NEW YORK (AFP) - Oil prices tumbled as fears mount about next week's vote in Britain on leaving the European Union, sending investors fleeing to the safety of the United States dollar.
With the British referendum just a week away, polls were showing the June 23 vote too close to call and momentum behind the "Leave" campaign.
A potential Brexit stoked concerns about a negative hit to the British economy and the EU, and the ripple effects throughout the weak global economy.
"The concern about the economic impact of Britain's possible exit from the EU is compounded by concern about economic growth in China. These are all having a negative impact on prices," said energy economist James Williams of WTRG Economics.
US benchmark West Texas Intermediate for July delivery slid to its lowest level in more than a month, US$46.21 a barrel, down US$1.80 from Wednesday's settlement.
In London, Brent North Sea crude for delivery in August, the international benchmark, sank US$1.78 to US$47.19 a barrel, the lowest close since May 9.
"Oil prices are falling today for the sixth day straight, making this their longest losing streak since February," said Commerzbank analyst Carsten Fritsch.
The dollar rose against the euro, Canadian dollar and the Swiss franc. A stronger dollar typically weighs on demand for dollar-priced crude oil.
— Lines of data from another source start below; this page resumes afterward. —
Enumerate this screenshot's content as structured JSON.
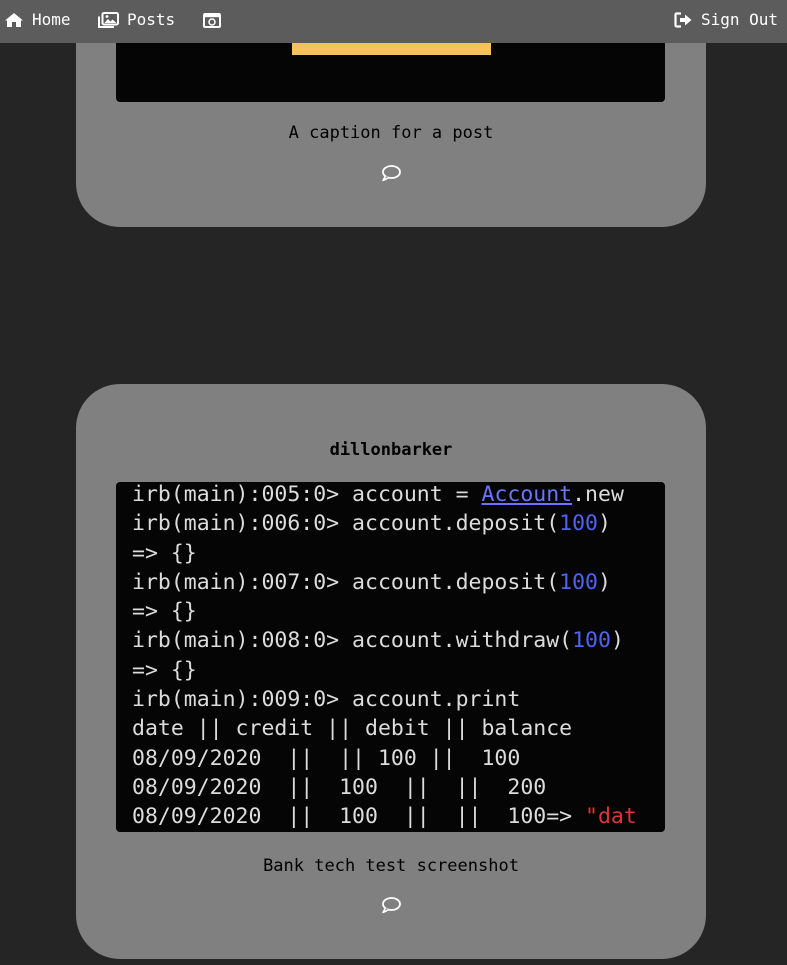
{
  "nav": {
    "home_label": "Home",
    "posts_label": "Posts",
    "signout_label": "Sign Out",
    "icons": {
      "home": "home-icon",
      "posts": "images-icon",
      "camera": "camera-icon",
      "signout": "sign-out-icon"
    }
  },
  "posts": [
    {
      "caption": "A caption for a post",
      "image_accent": "#f6c25a"
    },
    {
      "username": "dillonbarker",
      "caption": "Bank tech test screenshot",
      "terminal": {
        "lines": [
          [
            "irb(main):005:0> account = ",
            "Account",
            ".new"
          ],
          [
            "irb(main):006:0> account.deposit(",
            "100",
            ")"
          ],
          [
            "=> {}"
          ],
          [
            "irb(main):007:0> account.deposit(",
            "100",
            ")"
          ],
          [
            "=> {}"
          ],
          [
            "irb(main):008:0> account.withdraw(",
            "100",
            ")"
          ],
          [
            "=> {}"
          ],
          [
            "irb(main):009:0> account.print"
          ],
          [
            "date || credit || debit || balance"
          ],
          [
            "08/09/2020  ||  || 100 ||  100"
          ],
          [
            "08/09/2020  ||  100  ||  ||  200"
          ],
          [
            "08/09/2020  ||  100  ||  ||  100=> ",
            "\"dat"
          ]
        ]
      }
    }
  ],
  "colors": {
    "background": "#252525",
    "navbar": "#5c5c5c",
    "card": "#808080"
  }
}
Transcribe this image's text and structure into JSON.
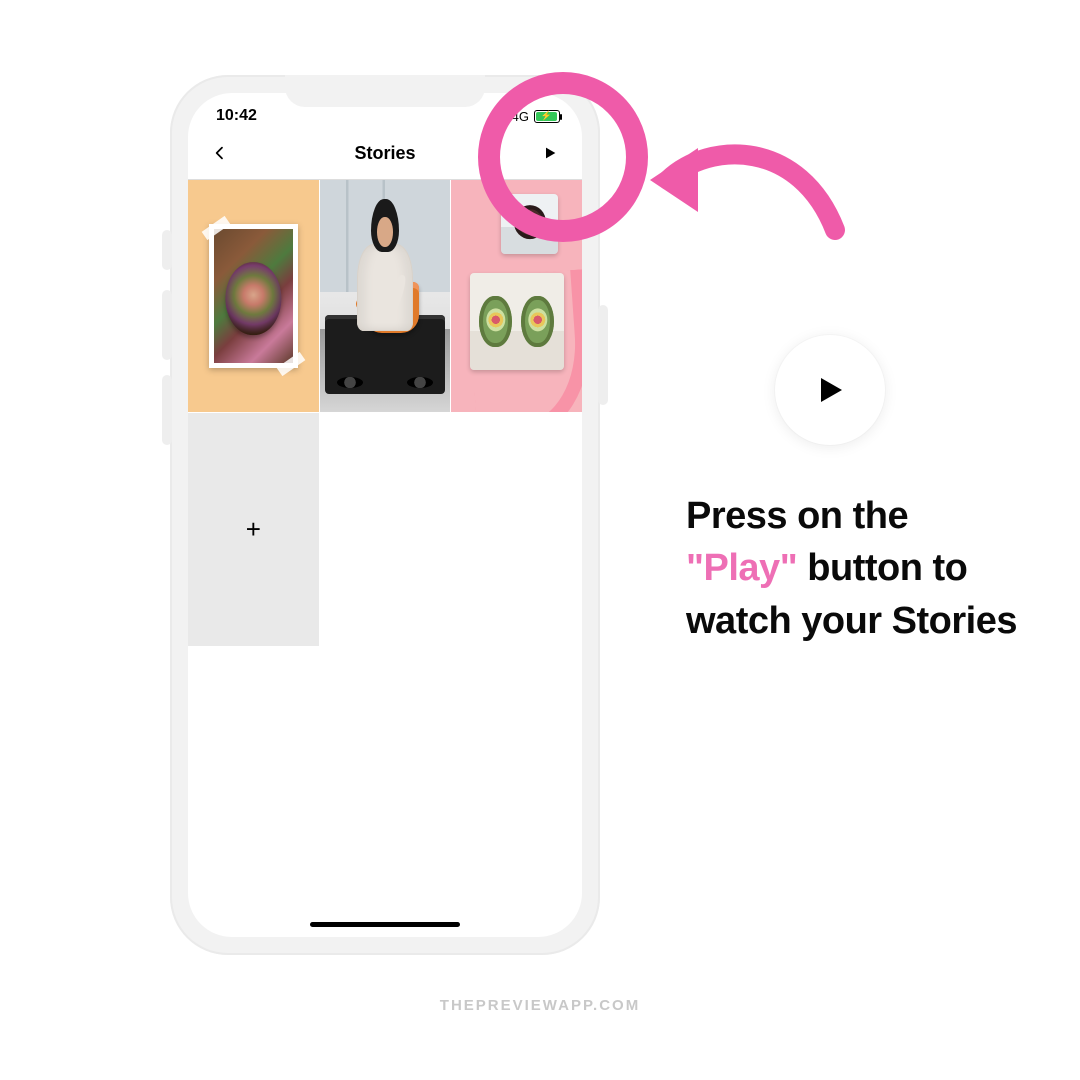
{
  "statusbar": {
    "time": "10:42",
    "network": "4G"
  },
  "navbar": {
    "title": "Stories"
  },
  "grid": {
    "add_label": "+"
  },
  "instructions": {
    "line1": "Press on the",
    "accent": "\"Play\"",
    "line2_rest": " button to watch your Stories"
  },
  "watermark": "THEPREVIEWAPP.COM",
  "colors": {
    "accent_pink": "#ef5ba9",
    "text_pink": "#ee6fb5"
  }
}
Concerns about global oversupply remained in the market. "While we don't see specific news pointing to increased petroleum supply, we do see the anxiety over recent production losses from Canada and Nigeria easing to at least some degree, with surplus inventories still overhanging the market," Tim Evans at Citi Futures said Thursday.